- Travel time in Atlanta increased from 9% to 11% in the city center and near transit hubs after the city prohibited e-scooter and e-bike rentals from 9 p.m. to 4 a.m. daily, the study found. Atlanta unexpectedly banned the nighttime use of shared micromobility vehicles in 2019 to address public safety concerns, creating a natural experiment for researchers to study the effects of such bans on traffic and pollution.
- "To accelerate the adoption of micromobility and achieve its associated sustainability benefits, we argue that cities will need to make additional investments in both physical and digital infrastructure," the study says.
Some micromobility advocates, policymakers and researchers have claimed that e-scooters and e-bikes curb traffic congestion and tailpipe emissions by reducing car use. The evidence supporting those claims up to now relied on surveys and simulations that used small data sets, leading to mixed findings, according to the researchers.

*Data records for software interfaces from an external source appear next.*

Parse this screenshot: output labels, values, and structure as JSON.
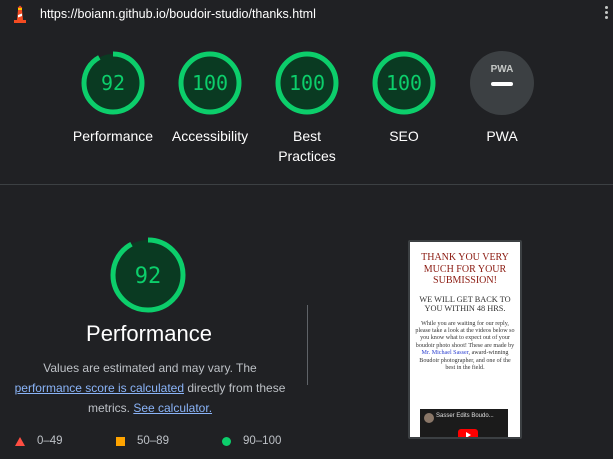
{
  "topbar": {
    "url": "https://boiann.github.io/boudoir-studio/thanks.html",
    "logo_icon": "lighthouse-icon",
    "menu_icon": "kebab-menu-icon"
  },
  "scores": [
    {
      "id": "performance",
      "score": "92",
      "value": 92,
      "label": "Performance"
    },
    {
      "id": "accessibility",
      "score": "100",
      "value": 100,
      "label": "Accessibility"
    },
    {
      "id": "best-practices",
      "score": "100",
      "value": 100,
      "label": "Best Practices"
    },
    {
      "id": "seo",
      "score": "100",
      "value": 100,
      "label": "SEO"
    }
  ],
  "pwa": {
    "badge": "PWA",
    "label": "PWA"
  },
  "performance": {
    "score": "92",
    "value": 92,
    "title": "Performance",
    "desc_before": "Values are estimated and may vary. The ",
    "desc_link": "performance score is calculated",
    "desc_middle": " directly from these metrics. ",
    "desc_link2": "See calculator."
  },
  "legend": [
    {
      "shape": "triangle",
      "range": "0–49",
      "color": "#ff4e42"
    },
    {
      "shape": "square",
      "range": "50–89",
      "color": "#ffa400"
    },
    {
      "shape": "circle",
      "range": "90–100",
      "color": "#0cce6b"
    }
  ],
  "screenshot": {
    "heading": "THANK YOU VERY MUCH FOR YOUR SUBMISSION!",
    "subheading": "WE WILL GET BACK TO YOU WITHIN 48 HRS.",
    "body_before": "While you are waiting for our reply, please take a look at the videos below so you know what to expect out of your boudoir photo shoot! These are made by ",
    "body_link": "Mr. Michael Sasser",
    "body_after": ", award-winning Boudoir photographer, and one of the best in the field.",
    "video_title": "Sasser Edits Boudo..."
  },
  "colors": {
    "pass": "#0cce6b",
    "pass_fill": "#0a3a22",
    "average": "#ffa400",
    "fail": "#ff4e42",
    "background": "#202124",
    "link": "#8ab4f8"
  }
}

This is the first study to evaluate the effects of shared e-scooter and e-bike time restrictions in the real world, said study co-author Omar Asensio, a public policy professor and director of Georgia Tech's Data Science and Policy Lab, in an interview.

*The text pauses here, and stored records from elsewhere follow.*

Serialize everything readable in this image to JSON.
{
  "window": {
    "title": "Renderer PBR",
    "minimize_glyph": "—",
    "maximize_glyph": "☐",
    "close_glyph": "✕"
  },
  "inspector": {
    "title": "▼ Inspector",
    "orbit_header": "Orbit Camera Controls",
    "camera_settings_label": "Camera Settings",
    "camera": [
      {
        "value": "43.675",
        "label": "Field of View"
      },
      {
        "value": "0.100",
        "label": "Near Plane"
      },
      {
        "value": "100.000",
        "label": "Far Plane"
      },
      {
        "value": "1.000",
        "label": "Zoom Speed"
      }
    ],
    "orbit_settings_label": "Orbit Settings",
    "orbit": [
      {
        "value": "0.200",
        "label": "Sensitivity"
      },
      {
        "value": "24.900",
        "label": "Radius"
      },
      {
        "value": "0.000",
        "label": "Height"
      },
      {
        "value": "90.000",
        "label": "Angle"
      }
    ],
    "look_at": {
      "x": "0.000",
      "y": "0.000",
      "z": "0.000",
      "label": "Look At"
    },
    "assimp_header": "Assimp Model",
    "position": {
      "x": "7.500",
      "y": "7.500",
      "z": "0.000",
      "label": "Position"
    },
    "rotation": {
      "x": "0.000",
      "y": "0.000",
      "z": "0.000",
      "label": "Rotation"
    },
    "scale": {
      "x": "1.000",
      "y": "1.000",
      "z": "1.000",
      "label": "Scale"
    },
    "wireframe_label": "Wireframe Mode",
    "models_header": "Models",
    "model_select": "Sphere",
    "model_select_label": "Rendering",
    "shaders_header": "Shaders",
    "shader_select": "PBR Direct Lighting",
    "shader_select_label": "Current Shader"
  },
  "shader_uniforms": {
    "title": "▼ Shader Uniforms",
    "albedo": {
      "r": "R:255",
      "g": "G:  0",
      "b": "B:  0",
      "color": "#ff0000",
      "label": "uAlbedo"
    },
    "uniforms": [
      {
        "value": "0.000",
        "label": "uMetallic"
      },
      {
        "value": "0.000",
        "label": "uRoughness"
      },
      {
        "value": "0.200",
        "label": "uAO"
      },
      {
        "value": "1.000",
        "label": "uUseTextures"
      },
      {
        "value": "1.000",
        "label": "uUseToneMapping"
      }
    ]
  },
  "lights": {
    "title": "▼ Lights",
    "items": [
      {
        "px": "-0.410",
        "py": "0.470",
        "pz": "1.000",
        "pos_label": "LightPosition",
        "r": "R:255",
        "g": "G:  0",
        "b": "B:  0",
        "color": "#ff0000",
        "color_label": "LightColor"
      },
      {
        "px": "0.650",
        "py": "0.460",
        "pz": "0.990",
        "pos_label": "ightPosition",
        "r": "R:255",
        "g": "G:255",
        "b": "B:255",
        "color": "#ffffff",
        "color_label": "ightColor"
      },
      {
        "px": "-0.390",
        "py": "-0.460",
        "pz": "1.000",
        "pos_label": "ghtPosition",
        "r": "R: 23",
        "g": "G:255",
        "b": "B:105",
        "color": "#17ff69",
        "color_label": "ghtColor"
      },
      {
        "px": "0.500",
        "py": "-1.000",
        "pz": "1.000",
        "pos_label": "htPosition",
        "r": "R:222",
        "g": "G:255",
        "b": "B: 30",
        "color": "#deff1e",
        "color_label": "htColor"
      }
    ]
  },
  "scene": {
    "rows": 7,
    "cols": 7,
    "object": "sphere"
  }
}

The researchers used data from Uber Movement to study how the restrictions affected traffic congestion and emissions. The ban resulted in "near perfect compliance" thanks to GPS-enabled mobile geofencing and remote shutdown, according to the study. Shared micromobility vehicles from every provider became unavailable in mobile apps during prohibited hours, the study says. It became almost impossible to rent and ride an e-bike or e-scooter in Atlanta immediately during the restricted hours, Asensio said.
The researchers studied the ban's effects on passenger vehicle travel time near the city center, transit hubs such as subway stations, and Mercedes-Benz stadium, which hosts Major League Soccer games and other events.
After analyzing the 45-day periods before and after the policy took effect, the researchers found that traffic congestion peaked in the city center and near transit hubs within the first week following the ban. It declined in the following weeks as residents adjusted to the policies and adopted new travel patterns, but traffic congestion remained higher than before the ban, the study found. Traffic congestion after large events such as MLS games increased 37% during the study period.
The findings suggest that people often replace micromobility with passenger cars rather than walking, taking public transit or using other lower-emission transportation, according to the researchers.
While those effects may differ by city or region, given the wide variation in transportation systems and mode mixes, micromobility restrictions likely increase traffic congestion and, in turn, emissions in most areas, Asensio said. People often use scooters or e-bikes to travel the last mile of their trip when they use public transit, making them more likely to drive the entire trip or use a ride-hailing service for the end of their journey rather than walk when there are no scooters or e-bikes available, he said.
"Even if you have better public transit, that's not going to change that mechanism of getting into the subway, getting out and riding a scooter. That's fundamentally the same," Asensio said.